● **About this exercise**
Please copy the material under this line exactly, keeping every line.

● **Input**
....

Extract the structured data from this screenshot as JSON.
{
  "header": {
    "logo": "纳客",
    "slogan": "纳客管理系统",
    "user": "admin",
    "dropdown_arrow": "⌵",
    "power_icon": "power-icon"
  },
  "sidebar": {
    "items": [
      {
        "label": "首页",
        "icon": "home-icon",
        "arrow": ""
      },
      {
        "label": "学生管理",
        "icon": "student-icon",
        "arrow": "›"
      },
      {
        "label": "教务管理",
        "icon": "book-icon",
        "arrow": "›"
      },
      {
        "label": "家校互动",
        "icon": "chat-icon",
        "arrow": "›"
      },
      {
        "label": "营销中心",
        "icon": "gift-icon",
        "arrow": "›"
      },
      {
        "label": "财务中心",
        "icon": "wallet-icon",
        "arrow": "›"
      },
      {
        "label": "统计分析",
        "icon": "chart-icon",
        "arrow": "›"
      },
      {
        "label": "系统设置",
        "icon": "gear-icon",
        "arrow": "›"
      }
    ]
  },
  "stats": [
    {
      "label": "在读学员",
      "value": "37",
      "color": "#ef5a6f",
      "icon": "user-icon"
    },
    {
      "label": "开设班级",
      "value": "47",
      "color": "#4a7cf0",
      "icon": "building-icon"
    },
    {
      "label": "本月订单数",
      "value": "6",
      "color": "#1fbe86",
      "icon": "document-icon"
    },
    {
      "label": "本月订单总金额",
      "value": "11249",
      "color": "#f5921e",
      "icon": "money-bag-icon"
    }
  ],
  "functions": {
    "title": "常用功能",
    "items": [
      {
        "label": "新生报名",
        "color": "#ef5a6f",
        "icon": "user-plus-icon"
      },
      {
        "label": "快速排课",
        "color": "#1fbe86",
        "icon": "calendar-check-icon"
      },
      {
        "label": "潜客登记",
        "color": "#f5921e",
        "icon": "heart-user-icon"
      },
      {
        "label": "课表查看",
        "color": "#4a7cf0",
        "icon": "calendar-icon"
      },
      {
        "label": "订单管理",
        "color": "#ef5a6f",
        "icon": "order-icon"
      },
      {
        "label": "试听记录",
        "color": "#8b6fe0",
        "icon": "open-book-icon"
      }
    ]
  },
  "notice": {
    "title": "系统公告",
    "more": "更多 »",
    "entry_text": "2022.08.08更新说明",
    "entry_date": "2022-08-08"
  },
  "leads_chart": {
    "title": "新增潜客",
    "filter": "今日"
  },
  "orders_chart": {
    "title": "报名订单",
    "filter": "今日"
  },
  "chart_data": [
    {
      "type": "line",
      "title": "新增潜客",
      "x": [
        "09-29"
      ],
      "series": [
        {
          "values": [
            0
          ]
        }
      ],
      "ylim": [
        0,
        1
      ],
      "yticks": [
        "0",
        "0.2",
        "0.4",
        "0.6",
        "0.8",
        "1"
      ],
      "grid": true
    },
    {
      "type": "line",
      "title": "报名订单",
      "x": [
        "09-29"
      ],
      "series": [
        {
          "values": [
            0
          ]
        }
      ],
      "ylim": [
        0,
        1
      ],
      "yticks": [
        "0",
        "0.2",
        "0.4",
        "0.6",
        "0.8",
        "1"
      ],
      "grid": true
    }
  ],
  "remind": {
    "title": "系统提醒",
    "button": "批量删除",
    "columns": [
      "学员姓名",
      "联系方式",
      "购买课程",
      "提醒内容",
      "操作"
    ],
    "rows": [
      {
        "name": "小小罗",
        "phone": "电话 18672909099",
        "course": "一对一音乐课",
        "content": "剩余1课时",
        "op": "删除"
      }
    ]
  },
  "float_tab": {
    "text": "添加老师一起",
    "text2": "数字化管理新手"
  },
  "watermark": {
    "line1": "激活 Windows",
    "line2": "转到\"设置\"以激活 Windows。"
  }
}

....

● **Solution below**
Extract the structured data from this screenshot as JSON.
{
  "header": {
    "logo": "纳客",
    "slogan": "纳客管理系统",
    "user": "admin",
    "dropdown_arrow": "⌵",
    "power_icon": "power-icon"
  },
  "sidebar": {
    "items": [
      {
        "label": "首页",
        "icon": "home-icon",
        "arrow": ""
      },
      {
        "label": "学生管理",
        "icon": "student-icon",
        "arrow": "›"
      },
      {
        "label": "教务管理",
        "icon": "book-icon",
        "arrow": "›"
      },
      {
        "label": "家校互动",
        "icon": "chat-icon",
        "arrow": "›"
      },
      {
        "label": "营销中心",
        "icon": "gift-icon",
        "arrow": "›"
      },
      {
        "label": "财务中心",
        "icon": "wallet-icon",
        "arrow": "›"
      },
      {
        "label": "统计分析",
        "icon": "chart-icon",
        "arrow": "›"
      },
      {
        "label": "系统设置",
        "icon": "gear-icon",
        "arrow": "›"
      }
    ]
  },
  "stats": [
    {
      "label": "在读学员",
      "value": "37",
      "color": "#ef5a6f",
      "icon": "user-icon"
    },
    {
      "label": "开设班级",
      "value": "47",
      "color": "#4a7cf0",
      "icon": "building-icon"
    },
    {
      "label": "本月订单数",
      "value": "6",
      "color": "#1fbe86",
      "icon": "document-icon"
    },
    {
      "label": "本月订单总金额",
      "value": "11249",
      "color": "#f5921e",
      "icon": "money-bag-icon"
    }
  ],
  "functions": {
    "title": "常用功能",
    "items": [
      {
        "label": "新生报名",
        "color": "#ef5a6f",
        "icon": "user-plus-icon"
      },
      {
        "label": "快速排课",
        "color": "#1fbe86",
        "icon": "calendar-check-icon"
      },
      {
        "label": "潜客登记",
        "color": "#f5921e",
        "icon": "heart-user-icon"
      },
      {
        "label": "课表查看",
        "color": "#4a7cf0",
        "icon": "calendar-icon"
      },
      {
        "label": "订单管理",
        "color": "#ef5a6f",
        "icon": "order-icon"
      },
      {
        "label": "试听记录",
        "color": "#8b6fe0",
        "icon": "open-book-icon"
      }
    ]
  },
  "notice": {
    "title": "系统公告",
    "more": "更多 »",
    "entry_text": "2022.08.08更新说明",
    "entry_date": "2022-08-08"
  },
  "leads_chart": {
    "title": "新增潜客",
    "filter": "今日"
  },
  "orders_chart": {
    "title": "报名订单",
    "filter": "今日"
  },
  "chart_data": [
    {
      "type": "line",
      "title": "新增潜客",
      "x": [
        "09-29"
      ],
      "series": [
        {
          "values": [
            0
          ]
        }
      ],
      "ylim": [
        0,
        1
      ],
      "yticks": [
        "0",
        "0.2",
        "0.4",
        "0.6",
        "0.8",
        "1"
      ],
      "grid": true
    },
    {
      "type": "line",
      "title": "报名订单",
      "x": [
        "09-29"
      ],
      "series": [
        {
          "values": [
            0
          ]
        }
      ],
      "ylim": [
        0,
        1
      ],
      "yticks": [
        "0",
        "0.2",
        "0.4",
        "0.6",
        "0.8",
        "1"
      ],
      "grid": true
    }
  ],
  "remind": {
    "title": "系统提醒",
    "button": "批量删除",
    "columns": [
      "学员姓名",
      "联系方式",
      "购买课程",
      "提醒内容",
      "操作"
    ],
    "rows": [
      {
        "name": "小小罗",
        "phone": "电话 18672909099",
        "course": "一对一音乐课",
        "content": "剩余1课时",
        "op": "删除"
      }
    ]
  },
  "float_tab": {
    "text": "添加老师一起",
    "text2": "数字化管理新手"
  },
  "watermark": {
    "line1": "激活 Windows",
    "line2": "转到\"设置\"以激活 Windows。"
  }
}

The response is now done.